It is cooler then Eilat and has a soft landscape of the round hills with sandy small streams, covered with the softest sands that flow into a very wide plain, with dense desert vegetation.
This is how the desert becomes alive. In the one event of flood, that comes once in a few years, the small streams fill up with water that directs them to the wide valley.
Because the wide valley rarely fills up, the water is collected there until they find the way out of the valley downstream. In the meanwhile, the water, carrying seeds collected from all over the area and percolate in the thirsty ground. When the sun comes back, it is just a matter of time before it blooms, sometimes in beautiful colors. And then the birds come.
Local, migratory or the desert wanderers, they flood the valley, months after some water had passed here.
So following May rains 6 months ago and another short rain last month that woke up the seeds on the ground, I took the enthusiastic volunteers of the IBRCE, Euan (Scotland) and Juan (Spain) to check it up. Already on the way we could feel it will be a great day. Nubian Ibexes and a Red Fox were easy to notice by the road. Juan saw an almost adult Imperial Eagle so when I went out of the car to photograph it, it was diving into the hill next to us, crashing a pigeon to the ground and easily collected it and flew away. I managed to take one good photo in spite of the still weak light. Entering the Valley, the dominance of Wheatears was overwhelming. I don't think I ever saw so many Wheatears in one spot.
Along the valley we counted 25 White Crowned, 5 Hooded, 10 Desert and another 12 Morning Wheatears. What was also notable was that all of the 25 White crowned Wheatears were young. These Wheatears live in the most remote and dry desert areas. They had learned to use shadow that collects some moisture during the nights and creates small niche eco systems that creates their food.
This way they always prefer canyons or areas with big rocks. But the desert is harsh and the food is scarce, so the young birds, who don't have to keep a territory, find their way to the valley. The story of the morning Wheatears is different. They migrate from the Negev highlands, each time to a different location where water was flowing. The Desert and Hooded wheatears gathered here also to enjoy the ease to find food.
The valley also attracted the nomad birds. These are birds that breed in a different place every year. They wander around the deserts of Egypt, Jordan, Saudi and Israel looking for a valley like ours.

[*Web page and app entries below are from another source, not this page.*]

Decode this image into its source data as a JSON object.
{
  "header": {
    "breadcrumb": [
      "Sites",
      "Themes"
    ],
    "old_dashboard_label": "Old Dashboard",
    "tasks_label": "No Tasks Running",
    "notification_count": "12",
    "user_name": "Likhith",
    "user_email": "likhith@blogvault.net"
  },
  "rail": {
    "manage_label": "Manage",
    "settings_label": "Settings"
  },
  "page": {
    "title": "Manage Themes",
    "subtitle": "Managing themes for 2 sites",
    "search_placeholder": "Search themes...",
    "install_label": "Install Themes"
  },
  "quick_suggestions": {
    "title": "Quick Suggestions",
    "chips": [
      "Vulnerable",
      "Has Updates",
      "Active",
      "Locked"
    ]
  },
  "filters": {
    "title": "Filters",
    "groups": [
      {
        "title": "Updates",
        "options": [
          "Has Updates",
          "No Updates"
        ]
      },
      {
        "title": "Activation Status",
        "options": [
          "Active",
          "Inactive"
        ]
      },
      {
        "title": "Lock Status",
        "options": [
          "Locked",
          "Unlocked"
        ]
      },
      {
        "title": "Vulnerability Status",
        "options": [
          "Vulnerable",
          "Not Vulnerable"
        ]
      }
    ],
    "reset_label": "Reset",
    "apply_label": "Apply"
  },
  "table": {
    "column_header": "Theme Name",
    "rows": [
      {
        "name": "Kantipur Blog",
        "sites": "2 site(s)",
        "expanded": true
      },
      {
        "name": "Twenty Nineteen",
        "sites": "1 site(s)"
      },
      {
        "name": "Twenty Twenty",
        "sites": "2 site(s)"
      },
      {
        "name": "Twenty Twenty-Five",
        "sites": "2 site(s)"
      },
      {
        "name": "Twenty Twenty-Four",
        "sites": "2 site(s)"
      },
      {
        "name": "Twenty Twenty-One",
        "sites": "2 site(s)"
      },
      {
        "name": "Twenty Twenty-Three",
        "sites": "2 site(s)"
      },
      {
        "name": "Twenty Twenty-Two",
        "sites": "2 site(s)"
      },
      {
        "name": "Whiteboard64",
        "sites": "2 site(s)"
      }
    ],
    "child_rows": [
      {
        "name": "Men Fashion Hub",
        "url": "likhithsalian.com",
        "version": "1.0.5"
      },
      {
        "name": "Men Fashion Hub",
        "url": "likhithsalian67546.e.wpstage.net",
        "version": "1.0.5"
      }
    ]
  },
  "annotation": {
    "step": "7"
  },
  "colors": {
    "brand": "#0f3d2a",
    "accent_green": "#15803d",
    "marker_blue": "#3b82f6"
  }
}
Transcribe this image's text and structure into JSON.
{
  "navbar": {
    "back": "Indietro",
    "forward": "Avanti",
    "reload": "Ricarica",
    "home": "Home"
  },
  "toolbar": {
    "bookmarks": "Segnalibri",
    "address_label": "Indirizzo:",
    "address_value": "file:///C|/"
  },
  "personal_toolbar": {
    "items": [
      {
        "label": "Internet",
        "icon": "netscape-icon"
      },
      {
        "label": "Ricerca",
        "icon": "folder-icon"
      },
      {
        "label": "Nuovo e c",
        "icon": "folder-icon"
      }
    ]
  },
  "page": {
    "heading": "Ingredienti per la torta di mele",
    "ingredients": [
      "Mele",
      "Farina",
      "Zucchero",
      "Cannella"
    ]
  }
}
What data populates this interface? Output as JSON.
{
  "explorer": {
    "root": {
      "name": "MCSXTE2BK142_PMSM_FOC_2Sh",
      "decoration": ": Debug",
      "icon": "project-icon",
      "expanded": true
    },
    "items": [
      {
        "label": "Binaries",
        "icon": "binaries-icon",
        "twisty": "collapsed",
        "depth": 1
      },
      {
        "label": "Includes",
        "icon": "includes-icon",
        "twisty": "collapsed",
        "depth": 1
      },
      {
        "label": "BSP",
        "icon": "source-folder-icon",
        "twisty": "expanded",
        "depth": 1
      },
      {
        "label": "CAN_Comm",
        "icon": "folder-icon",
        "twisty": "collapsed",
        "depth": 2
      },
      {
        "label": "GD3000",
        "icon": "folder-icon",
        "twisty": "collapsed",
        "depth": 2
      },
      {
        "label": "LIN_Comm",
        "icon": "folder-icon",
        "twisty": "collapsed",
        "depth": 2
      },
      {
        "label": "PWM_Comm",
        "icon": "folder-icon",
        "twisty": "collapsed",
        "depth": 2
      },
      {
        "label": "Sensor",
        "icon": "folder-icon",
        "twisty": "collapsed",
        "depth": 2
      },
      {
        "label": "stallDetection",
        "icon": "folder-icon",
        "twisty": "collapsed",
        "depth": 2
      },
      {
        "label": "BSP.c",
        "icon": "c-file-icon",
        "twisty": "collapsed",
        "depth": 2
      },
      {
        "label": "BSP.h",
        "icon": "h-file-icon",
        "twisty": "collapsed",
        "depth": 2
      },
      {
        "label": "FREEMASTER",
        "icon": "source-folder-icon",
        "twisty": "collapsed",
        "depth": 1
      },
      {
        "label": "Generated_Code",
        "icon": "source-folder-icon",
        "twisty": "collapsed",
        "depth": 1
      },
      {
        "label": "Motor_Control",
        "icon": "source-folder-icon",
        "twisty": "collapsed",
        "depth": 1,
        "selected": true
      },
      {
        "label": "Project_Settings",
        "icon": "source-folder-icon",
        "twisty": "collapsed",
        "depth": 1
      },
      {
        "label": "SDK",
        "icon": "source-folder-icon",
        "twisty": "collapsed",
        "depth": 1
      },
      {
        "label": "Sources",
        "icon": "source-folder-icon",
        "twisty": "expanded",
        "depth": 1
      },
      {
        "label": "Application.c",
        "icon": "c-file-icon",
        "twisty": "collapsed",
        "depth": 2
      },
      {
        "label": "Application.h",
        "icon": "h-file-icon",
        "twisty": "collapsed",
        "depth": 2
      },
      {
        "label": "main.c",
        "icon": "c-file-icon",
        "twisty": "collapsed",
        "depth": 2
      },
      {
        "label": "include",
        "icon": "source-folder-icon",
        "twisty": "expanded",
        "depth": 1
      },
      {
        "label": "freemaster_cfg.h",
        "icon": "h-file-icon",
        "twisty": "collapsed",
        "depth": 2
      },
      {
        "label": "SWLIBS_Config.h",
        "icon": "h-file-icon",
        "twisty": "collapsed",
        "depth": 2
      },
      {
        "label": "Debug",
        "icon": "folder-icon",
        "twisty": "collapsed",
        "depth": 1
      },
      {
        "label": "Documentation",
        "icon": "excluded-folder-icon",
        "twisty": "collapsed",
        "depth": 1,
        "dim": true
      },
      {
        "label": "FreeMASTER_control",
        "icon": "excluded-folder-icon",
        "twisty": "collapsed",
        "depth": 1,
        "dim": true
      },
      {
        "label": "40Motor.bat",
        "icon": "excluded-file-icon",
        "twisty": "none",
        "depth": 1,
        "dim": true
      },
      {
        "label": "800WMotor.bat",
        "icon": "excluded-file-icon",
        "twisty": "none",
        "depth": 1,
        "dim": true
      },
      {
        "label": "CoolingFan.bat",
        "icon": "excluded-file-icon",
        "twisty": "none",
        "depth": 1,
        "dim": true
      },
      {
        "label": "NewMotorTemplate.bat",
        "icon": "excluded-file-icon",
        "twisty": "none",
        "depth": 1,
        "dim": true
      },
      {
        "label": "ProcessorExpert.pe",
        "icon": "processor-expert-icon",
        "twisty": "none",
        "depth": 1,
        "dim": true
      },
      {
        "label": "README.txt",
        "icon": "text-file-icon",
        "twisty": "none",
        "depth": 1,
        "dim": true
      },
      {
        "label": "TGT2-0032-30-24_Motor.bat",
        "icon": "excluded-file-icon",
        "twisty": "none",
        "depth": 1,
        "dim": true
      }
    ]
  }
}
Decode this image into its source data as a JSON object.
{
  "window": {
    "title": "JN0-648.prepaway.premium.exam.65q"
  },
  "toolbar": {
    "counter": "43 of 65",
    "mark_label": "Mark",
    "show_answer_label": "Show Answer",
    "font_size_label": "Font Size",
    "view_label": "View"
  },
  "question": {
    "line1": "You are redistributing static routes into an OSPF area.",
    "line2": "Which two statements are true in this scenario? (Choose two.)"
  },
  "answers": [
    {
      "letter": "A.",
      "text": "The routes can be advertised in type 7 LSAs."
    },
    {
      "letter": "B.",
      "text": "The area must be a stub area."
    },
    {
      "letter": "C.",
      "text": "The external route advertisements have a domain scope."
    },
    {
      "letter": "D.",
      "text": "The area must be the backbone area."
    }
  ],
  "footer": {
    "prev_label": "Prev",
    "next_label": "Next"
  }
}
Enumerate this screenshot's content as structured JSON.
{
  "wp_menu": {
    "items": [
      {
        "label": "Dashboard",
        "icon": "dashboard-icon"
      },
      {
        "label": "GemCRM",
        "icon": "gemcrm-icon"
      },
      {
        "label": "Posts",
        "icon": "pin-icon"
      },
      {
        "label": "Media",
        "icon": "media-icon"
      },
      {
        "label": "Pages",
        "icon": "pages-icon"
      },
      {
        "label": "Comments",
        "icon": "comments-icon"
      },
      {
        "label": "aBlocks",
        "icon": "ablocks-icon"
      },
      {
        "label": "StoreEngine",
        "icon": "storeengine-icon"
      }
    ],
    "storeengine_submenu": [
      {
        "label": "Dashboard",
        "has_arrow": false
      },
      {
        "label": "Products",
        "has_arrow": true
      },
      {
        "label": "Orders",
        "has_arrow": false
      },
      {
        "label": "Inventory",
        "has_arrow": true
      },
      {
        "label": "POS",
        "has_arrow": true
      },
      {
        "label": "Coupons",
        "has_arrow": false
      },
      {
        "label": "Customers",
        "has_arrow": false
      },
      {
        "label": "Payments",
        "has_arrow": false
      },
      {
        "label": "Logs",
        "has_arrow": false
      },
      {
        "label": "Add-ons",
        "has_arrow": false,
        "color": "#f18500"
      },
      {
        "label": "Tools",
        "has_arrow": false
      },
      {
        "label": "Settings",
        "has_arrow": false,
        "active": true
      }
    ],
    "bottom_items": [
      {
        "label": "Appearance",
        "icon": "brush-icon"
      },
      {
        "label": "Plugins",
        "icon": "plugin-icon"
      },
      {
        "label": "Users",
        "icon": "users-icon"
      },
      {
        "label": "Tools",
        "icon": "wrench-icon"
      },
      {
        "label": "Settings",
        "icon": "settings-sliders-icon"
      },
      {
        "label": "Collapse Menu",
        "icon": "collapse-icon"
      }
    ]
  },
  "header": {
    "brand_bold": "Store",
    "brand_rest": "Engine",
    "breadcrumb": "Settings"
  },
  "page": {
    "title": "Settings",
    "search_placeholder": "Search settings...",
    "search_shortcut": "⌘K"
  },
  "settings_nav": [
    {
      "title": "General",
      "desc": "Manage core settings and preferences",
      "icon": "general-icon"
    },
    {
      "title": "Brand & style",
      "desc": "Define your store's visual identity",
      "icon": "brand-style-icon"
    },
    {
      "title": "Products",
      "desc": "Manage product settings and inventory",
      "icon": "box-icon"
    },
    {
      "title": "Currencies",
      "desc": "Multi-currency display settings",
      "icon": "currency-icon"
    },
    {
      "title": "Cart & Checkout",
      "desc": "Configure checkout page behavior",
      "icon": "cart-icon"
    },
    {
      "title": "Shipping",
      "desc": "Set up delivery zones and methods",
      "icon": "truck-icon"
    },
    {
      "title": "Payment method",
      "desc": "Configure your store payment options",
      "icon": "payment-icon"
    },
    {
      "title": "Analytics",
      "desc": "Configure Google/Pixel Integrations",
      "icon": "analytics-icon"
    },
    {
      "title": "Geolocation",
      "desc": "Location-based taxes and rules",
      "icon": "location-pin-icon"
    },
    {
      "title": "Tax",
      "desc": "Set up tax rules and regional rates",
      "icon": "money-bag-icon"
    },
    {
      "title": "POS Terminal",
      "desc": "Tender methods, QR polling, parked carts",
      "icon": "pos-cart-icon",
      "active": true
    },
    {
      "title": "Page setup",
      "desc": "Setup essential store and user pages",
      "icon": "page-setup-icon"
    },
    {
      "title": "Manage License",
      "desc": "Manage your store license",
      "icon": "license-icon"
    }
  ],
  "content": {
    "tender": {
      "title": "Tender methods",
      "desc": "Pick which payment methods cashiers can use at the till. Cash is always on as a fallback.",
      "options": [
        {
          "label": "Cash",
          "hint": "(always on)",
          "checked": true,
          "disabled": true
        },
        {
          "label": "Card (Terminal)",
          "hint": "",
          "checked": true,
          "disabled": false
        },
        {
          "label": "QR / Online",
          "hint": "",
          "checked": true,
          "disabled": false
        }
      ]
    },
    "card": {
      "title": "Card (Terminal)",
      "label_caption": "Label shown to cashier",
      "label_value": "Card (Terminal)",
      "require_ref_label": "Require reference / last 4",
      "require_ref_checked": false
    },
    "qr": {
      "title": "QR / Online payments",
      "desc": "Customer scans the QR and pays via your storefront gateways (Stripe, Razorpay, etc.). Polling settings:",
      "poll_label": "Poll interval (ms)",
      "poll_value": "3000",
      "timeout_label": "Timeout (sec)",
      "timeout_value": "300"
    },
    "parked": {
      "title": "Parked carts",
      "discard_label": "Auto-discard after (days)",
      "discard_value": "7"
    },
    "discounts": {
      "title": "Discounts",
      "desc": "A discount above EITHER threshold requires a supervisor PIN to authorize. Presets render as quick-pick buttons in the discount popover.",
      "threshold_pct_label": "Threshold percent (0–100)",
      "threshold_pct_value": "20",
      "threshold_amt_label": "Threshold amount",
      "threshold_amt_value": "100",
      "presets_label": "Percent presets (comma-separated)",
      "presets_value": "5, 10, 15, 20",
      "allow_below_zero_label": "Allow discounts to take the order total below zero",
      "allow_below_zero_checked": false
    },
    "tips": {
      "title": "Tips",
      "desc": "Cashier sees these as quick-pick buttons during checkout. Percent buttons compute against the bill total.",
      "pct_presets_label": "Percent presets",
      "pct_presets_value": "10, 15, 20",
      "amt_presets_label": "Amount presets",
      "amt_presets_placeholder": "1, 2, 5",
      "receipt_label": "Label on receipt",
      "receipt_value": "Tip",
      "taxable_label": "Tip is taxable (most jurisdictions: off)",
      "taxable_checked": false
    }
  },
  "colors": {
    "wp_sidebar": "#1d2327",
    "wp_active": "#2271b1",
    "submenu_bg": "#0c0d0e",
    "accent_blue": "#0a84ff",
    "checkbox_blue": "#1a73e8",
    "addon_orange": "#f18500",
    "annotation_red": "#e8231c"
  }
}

Of these birds we located 25 beautiful Temminck's Horned larks, about 30 Bar-tailed Larks, 60 Desert Larks and 12 Spotted Sandgrouses. Many more local desert birds such as tens of Trumpeter Finches, A Cream Colored Coursor, Sand partridges and Brown Necked Ravens filled the valley with their calls.
In addition to that some migratory birds found the opportunity and stopped to feed. Among them were tens of Red-throated and Water pipits, some Skylarks, Blue Throats, Corn Buntings and Spanish Sparrows. A single male Hen Harrier was trying to hunt who ever came here, whatever his reason was.
The Uvda valley will stay lively all the winter.
Birds will come and move on until the seeds and insects are all eaten. If we will be lucky, and another rain, even slight, will hit our valley, some will stay to nest, hoping for the migratory painted lady butterflies that will arrive in early next spring, to lay here eggs and produce the caterpillars needed for feeding their chick's.
If you come to Eilat this year or next spring, don't miss the valley. It is outstanding, and so interesting.